Entrepreneurship ‘crucial’ to combatting future cyberattacks

For Udi Mokady, chairman and CEO of CyberArk, the notion that a major security breach won’t personally affect us is precisely why hackers have been so successful at stealing our information. As he puts it, “It’s what keeps us in this vicious attack cycle.” Photo by iStock.

“The greatest threat to cybersecurity is complacency,” according Udi Mokady, the chairman and CEO of CyberArk, the information security company.

For him, the notion that a major security breach won’t personally affect us is precisely why hackers have been so successful at stealing our information. As he puts it, “It’s what keeps us in this vicious attack cycle.”

Mokady—who co-founded CyberArk in Israel in 1999—believes that sharp-minded entrepreneurs will be crucial to stemming future cyberattacks at home, in the office, and at government agencies. “Entrepreneurship,” he explains, “is critical in driving the innovation needed to stay a step ahead of this very real human adversary.”

Mokady will share his thoughts on cybersecurity and entrepreneurship on Thursday at 7 p.m. in Room 102 of Northeastern’s Interdisciplinary Science and Engineering Complex. He will be joined by two Northeastern faculty members— Bob Lentz, executive professor of entrepreneurship and innovation, and John Manferdelli, executive director of the Cybersecurity and Privacy Institute—for an hourlong roundtable talk titled “CyberSpeaks: From Tech Startup to Industry Giant.”

“Entrepreneurship is critical in driving the innovation needed to stay a step ahead of this very real human adversary.”

Udi Mokady chairman and CEO of CyberArk

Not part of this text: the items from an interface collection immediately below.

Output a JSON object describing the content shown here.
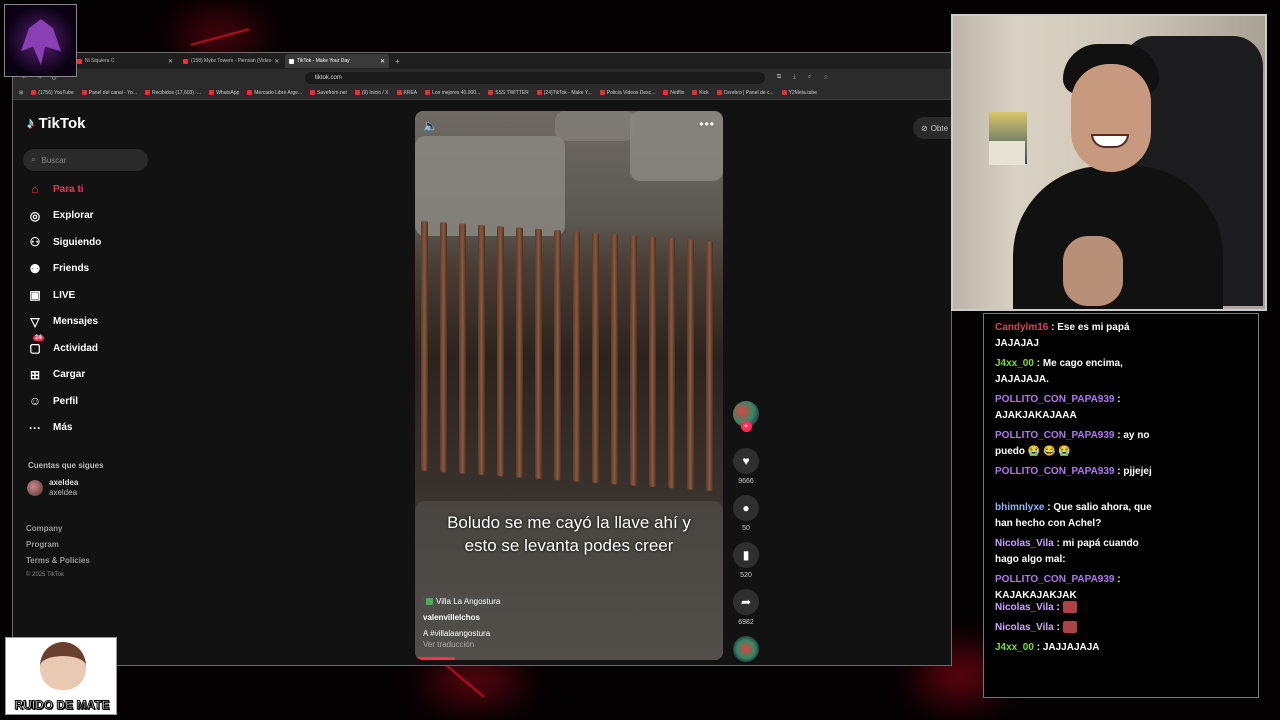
{
  "browser": {
    "tabs": [
      {
        "label": "Ni Siquiera C"
      },
      {
        "label": "(158) Myke Towers - Piensan (Video"
      },
      {
        "label": "TikTok - Make Your Day"
      }
    ],
    "url": "tiktok.com",
    "bookmarks": [
      "(1756) YouTube",
      "Panel del canal - Yo...",
      "Recibidos (17,603) -...",
      "WhatsApp",
      "Mercado Libre Arge...",
      "Savefrom.net",
      "(9) Inicio / X",
      "KREA",
      "Los mejores 40.000...",
      "SSS TWITTER",
      "(24)TikTok - Make Y...",
      "Policía Videos Desc...",
      "Netflix",
      "Kick",
      "Cerebro | Panel de c...",
      "Y2Meta.tube"
    ]
  },
  "tiktok": {
    "logo": "TikTok",
    "search_placeholder": "Buscar",
    "nav": [
      {
        "label": "Para ti",
        "icon": "home-icon"
      },
      {
        "label": "Explorar",
        "icon": "compass-icon"
      },
      {
        "label": "Siguiendo",
        "icon": "user-follow-icon"
      },
      {
        "label": "Friends",
        "icon": "friends-icon"
      },
      {
        "label": "LIVE",
        "icon": "live-icon"
      },
      {
        "label": "Mensajes",
        "icon": "send-icon"
      },
      {
        "label": "Actividad",
        "icon": "inbox-icon",
        "badge": "24"
      },
      {
        "label": "Cargar",
        "icon": "upload-icon"
      },
      {
        "label": "Perfil",
        "icon": "profile-icon"
      },
      {
        "label": "Más",
        "icon": "more-icon"
      }
    ],
    "following_heading": "Cuentas que sigues",
    "following_account": {
      "name": "axeldea",
      "handle": "axeldea"
    },
    "footer": [
      "Company",
      "Program",
      "Terms & Policies"
    ],
    "copyright": "© 2025 TikTok",
    "get_app": "Obte",
    "video": {
      "caption": "Boludo se me cayó la llave ahí y esto se levanta podes creer",
      "location": "Villa La Angostura",
      "author": "valenvillelchos",
      "description": "A  #villalaangostura",
      "translate": "Ver traducción"
    },
    "actions": {
      "likes": "9666",
      "comments": "50",
      "saves": "520",
      "shares": "6982"
    }
  },
  "chat": [
    {
      "user": "Candylm16",
      "color": "#e0405a",
      "text": "Ese es mi papá JAJAJAJ"
    },
    {
      "user": "J4xx_00",
      "color": "#7cdc3c",
      "text": "Me cago encima, JAJAJAJA."
    },
    {
      "user": "POLLITO_CON_PAPA939",
      "color": "#b07ae8",
      "text": "AJAKJAKAJAAA"
    },
    {
      "user": "POLLITO_CON_PAPA939",
      "color": "#b07ae8",
      "text": "ay no puedo 😭 😂 😭"
    },
    {
      "user": "POLLITO_CON_PAPA939",
      "color": "#b07ae8",
      "text": "pjjejej"
    },
    {
      "user": "bhimnlyxe",
      "color": "#8fb2ff",
      "text": "Que salio ahora, que han hecho con Achel?"
    },
    {
      "user": "Nicolas_Vila",
      "color": "#c8a6ff",
      "text": "mi papá cuando hago algo mal:"
    },
    {
      "user": "POLLITO_CON_PAPA939",
      "color": "#b07ae8",
      "text": "KAJAKAJAKJAK"
    },
    {
      "user": "Nicolas_Vila",
      "color": "#c8a6ff",
      "text": ""
    },
    {
      "user": "Nicolas_Vila",
      "color": "#c8a6ff",
      "text": ""
    },
    {
      "user": "J4xx_00",
      "color": "#7cdc3c",
      "text": "JAJJAJAJA"
    }
  ],
  "overlay": {
    "mate_label": "RUIDO DE MATE"
  },
  "colors": {
    "accent": "#fe2c55",
    "stream_red": "#b3061a"
  }
}
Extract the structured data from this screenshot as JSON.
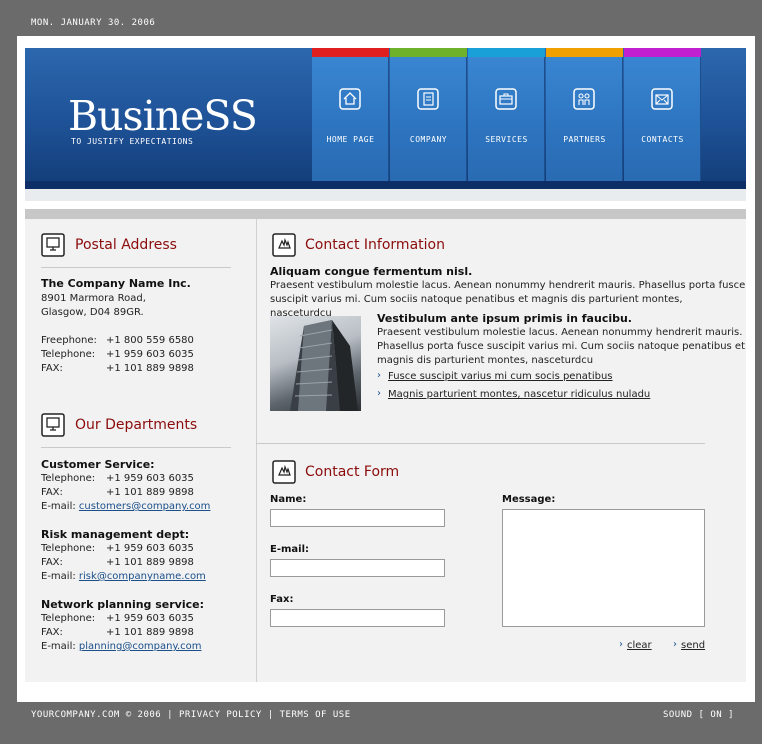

The event was organized by Northeastern’s chapter of the TAMID Group, which focuses on developing undergraduate students’ professional skills through hands-on education programs and consulting experience with some of Israel’s most innovative startups. The student organization—whose fellowship program enables select members to participate in an experiential summer internship in Tel Aviv—will take over Northeastern’s Snapchat account on Thursday, including during the panel discussion.

“Every panelist is a heavy-hitter,” says David Iken, DMSB’19, president of the university’s chapter of the TAMID Group. “We really think this will be an interesting and insightful conversation for students to learn about what the whole cybersecurity industry is like.”

Benjamin Novak, DMSB’21, the group’s vice president of operations, will moderate the discussion. The talk will focus on a range of topics, covering everything from the Equifax hack to cryptocurrency like Bitcoin to CyberArk’s journey from startup to publicly traded company.

According to Lentz, the cybersecurity field is rife with opportunity for innovative students who want to develop new tools to combat hackers and other cybercriminals. “There’s been a lot of venture capital thrown into security,” he says. “There’s a lot of activity, which means there’s a lot of jobs.”

For companies everywhere, cybersecurity is a top priority. As chairman of the board of directors of Monotype Imaging, a leading provider of typefaces and technology for creative applications and consumer devices, Lentz would know. “We spend a lot of money on risk mitigation,” he explains. “But the challenge is that the crooks are oftentimes better than the protectors.”